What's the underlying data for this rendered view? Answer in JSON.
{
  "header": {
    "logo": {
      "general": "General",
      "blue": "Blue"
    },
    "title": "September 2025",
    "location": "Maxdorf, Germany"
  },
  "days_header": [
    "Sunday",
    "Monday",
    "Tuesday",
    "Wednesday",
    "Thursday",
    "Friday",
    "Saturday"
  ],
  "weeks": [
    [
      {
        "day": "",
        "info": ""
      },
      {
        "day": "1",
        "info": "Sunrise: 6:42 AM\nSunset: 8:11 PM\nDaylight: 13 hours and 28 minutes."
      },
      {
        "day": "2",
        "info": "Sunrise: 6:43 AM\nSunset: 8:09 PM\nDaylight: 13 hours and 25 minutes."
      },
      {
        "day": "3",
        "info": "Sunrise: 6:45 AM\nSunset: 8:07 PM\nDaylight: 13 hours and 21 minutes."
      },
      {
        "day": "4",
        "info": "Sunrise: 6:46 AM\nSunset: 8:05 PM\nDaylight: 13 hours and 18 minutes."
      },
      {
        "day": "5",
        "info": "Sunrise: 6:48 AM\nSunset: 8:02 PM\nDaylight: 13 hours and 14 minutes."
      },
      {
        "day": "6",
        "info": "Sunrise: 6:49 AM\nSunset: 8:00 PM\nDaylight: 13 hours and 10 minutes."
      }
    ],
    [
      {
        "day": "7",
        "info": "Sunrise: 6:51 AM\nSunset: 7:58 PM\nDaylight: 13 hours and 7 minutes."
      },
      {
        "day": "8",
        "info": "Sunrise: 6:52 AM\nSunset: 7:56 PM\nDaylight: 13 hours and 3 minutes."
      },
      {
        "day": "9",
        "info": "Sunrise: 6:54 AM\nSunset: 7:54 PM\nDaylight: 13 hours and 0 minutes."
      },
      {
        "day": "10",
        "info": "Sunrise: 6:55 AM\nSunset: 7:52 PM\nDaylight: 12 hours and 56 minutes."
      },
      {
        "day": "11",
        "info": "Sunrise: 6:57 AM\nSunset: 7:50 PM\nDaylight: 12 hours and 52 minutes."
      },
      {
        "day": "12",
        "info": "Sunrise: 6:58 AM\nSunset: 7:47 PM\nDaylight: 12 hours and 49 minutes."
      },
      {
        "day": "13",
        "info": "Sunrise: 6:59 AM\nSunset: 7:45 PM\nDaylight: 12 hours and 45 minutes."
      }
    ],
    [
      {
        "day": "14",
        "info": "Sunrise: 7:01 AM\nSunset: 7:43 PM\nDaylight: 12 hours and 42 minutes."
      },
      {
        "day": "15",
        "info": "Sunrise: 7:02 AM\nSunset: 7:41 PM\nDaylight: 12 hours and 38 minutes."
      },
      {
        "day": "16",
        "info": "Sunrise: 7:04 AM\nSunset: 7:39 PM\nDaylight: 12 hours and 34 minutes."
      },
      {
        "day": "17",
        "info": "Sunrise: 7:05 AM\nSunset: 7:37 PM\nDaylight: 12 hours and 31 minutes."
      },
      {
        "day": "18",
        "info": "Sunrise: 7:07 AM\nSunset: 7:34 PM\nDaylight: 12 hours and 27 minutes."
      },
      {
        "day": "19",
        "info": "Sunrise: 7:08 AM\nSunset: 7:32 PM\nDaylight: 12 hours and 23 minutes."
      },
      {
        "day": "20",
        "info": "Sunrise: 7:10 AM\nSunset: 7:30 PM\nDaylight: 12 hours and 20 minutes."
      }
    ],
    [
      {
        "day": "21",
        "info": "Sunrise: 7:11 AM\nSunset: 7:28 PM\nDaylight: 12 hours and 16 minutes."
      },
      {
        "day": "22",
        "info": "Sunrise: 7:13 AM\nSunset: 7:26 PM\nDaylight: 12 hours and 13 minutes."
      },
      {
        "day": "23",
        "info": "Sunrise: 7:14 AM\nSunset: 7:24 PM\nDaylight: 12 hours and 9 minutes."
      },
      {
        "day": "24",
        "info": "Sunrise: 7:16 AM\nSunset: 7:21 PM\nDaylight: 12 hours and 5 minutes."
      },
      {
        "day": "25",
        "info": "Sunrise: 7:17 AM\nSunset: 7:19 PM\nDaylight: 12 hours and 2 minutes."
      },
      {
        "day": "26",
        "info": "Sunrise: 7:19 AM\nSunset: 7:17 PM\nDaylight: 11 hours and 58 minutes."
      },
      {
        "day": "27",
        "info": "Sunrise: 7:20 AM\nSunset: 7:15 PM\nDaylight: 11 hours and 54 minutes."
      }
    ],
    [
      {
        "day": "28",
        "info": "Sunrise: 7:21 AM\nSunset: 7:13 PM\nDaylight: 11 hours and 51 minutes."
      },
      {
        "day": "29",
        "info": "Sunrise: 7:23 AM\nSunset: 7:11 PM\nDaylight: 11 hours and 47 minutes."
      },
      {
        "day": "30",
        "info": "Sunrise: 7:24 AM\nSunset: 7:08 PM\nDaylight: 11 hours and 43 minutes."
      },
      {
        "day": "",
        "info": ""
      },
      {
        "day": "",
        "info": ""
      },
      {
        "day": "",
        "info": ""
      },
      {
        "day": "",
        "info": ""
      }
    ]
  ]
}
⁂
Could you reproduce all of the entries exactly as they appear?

What's the underlying data for this rendered view? Answer in JSON.
{
  "header": {
    "logo": {
      "general": "General",
      "blue": "Blue"
    },
    "title": "September 2025",
    "location": "Maxdorf, Germany"
  },
  "days_header": [
    "Sunday",
    "Monday",
    "Tuesday",
    "Wednesday",
    "Thursday",
    "Friday",
    "Saturday"
  ],
  "weeks": [
    [
      {
        "day": "",
        "info": ""
      },
      {
        "day": "1",
        "info": "Sunrise: 6:42 AM\nSunset: 8:11 PM\nDaylight: 13 hours and 28 minutes."
      },
      {
        "day": "2",
        "info": "Sunrise: 6:43 AM\nSunset: 8:09 PM\nDaylight: 13 hours and 25 minutes."
      },
      {
        "day": "3",
        "info": "Sunrise: 6:45 AM\nSunset: 8:07 PM\nDaylight: 13 hours and 21 minutes."
      },
      {
        "day": "4",
        "info": "Sunrise: 6:46 AM\nSunset: 8:05 PM\nDaylight: 13 hours and 18 minutes."
      },
      {
        "day": "5",
        "info": "Sunrise: 6:48 AM\nSunset: 8:02 PM\nDaylight: 13 hours and 14 minutes."
      },
      {
        "day": "6",
        "info": "Sunrise: 6:49 AM\nSunset: 8:00 PM\nDaylight: 13 hours and 10 minutes."
      }
    ],
    [
      {
        "day": "7",
        "info": "Sunrise: 6:51 AM\nSunset: 7:58 PM\nDaylight: 13 hours and 7 minutes."
      },
      {
        "day": "8",
        "info": "Sunrise: 6:52 AM\nSunset: 7:56 PM\nDaylight: 13 hours and 3 minutes."
      },
      {
        "day": "9",
        "info": "Sunrise: 6:54 AM\nSunset: 7:54 PM\nDaylight: 13 hours and 0 minutes."
      },
      {
        "day": "10",
        "info": "Sunrise: 6:55 AM\nSunset: 7:52 PM\nDaylight: 12 hours and 56 minutes."
      },
      {
        "day": "11",
        "info": "Sunrise: 6:57 AM\nSunset: 7:50 PM\nDaylight: 12 hours and 52 minutes."
      },
      {
        "day": "12",
        "info": "Sunrise: 6:58 AM\nSunset: 7:47 PM\nDaylight: 12 hours and 49 minutes."
      },
      {
        "day": "13",
        "info": "Sunrise: 6:59 AM\nSunset: 7:45 PM\nDaylight: 12 hours and 45 minutes."
      }
    ],
    [
      {
        "day": "14",
        "info": "Sunrise: 7:01 AM\nSunset: 7:43 PM\nDaylight: 12 hours and 42 minutes."
      },
      {
        "day": "15",
        "info": "Sunrise: 7:02 AM\nSunset: 7:41 PM\nDaylight: 12 hours and 38 minutes."
      },
      {
        "day": "16",
        "info": "Sunrise: 7:04 AM\nSunset: 7:39 PM\nDaylight: 12 hours and 34 minutes."
      },
      {
        "day": "17",
        "info": "Sunrise: 7:05 AM\nSunset: 7:37 PM\nDaylight: 12 hours and 31 minutes."
      },
      {
        "day": "18",
        "info": "Sunrise: 7:07 AM\nSunset: 7:34 PM\nDaylight: 12 hours and 27 minutes."
      },
      {
        "day": "19",
        "info": "Sunrise: 7:08 AM\nSunset: 7:32 PM\nDaylight: 12 hours and 23 minutes."
      },
      {
        "day": "20",
        "info": "Sunrise: 7:10 AM\nSunset: 7:30 PM\nDaylight: 12 hours and 20 minutes."
      }
    ],
    [
      {
        "day": "21",
        "info": "Sunrise: 7:11 AM\nSunset: 7:28 PM\nDaylight: 12 hours and 16 minutes."
      },
      {
        "day": "22",
        "info": "Sunrise: 7:13 AM\nSunset: 7:26 PM\nDaylight: 12 hours and 13 minutes."
      },
      {
        "day": "23",
        "info": "Sunrise: 7:14 AM\nSunset: 7:24 PM\nDaylight: 12 hours and 9 minutes."
      },
      {
        "day": "24",
        "info": "Sunrise: 7:16 AM\nSunset: 7:21 PM\nDaylight: 12 hours and 5 minutes."
      },
      {
        "day": "25",
        "info": "Sunrise: 7:17 AM\nSunset: 7:19 PM\nDaylight: 12 hours and 2 minutes."
      },
      {
        "day": "26",
        "info": "Sunrise: 7:19 AM\nSunset: 7:17 PM\nDaylight: 11 hours and 58 minutes."
      },
      {
        "day": "27",
        "info": "Sunrise: 7:20 AM\nSunset: 7:15 PM\nDaylight: 11 hours and 54 minutes."
      }
    ],
    [
      {
        "day": "28",
        "info": "Sunrise: 7:21 AM\nSunset: 7:13 PM\nDaylight: 11 hours and 51 minutes."
      },
      {
        "day": "29",
        "info": "Sunrise: 7:23 AM\nSunset: 7:11 PM\nDaylight: 11 hours and 47 minutes."
      },
      {
        "day": "30",
        "info": "Sunrise: 7:24 AM\nSunset: 7:08 PM\nDaylight: 11 hours and 43 minutes."
      },
      {
        "day": "",
        "info": ""
      },
      {
        "day": "",
        "info": ""
      },
      {
        "day": "",
        "info": ""
      },
      {
        "day": "",
        "info": ""
      }
    ]
  ]
}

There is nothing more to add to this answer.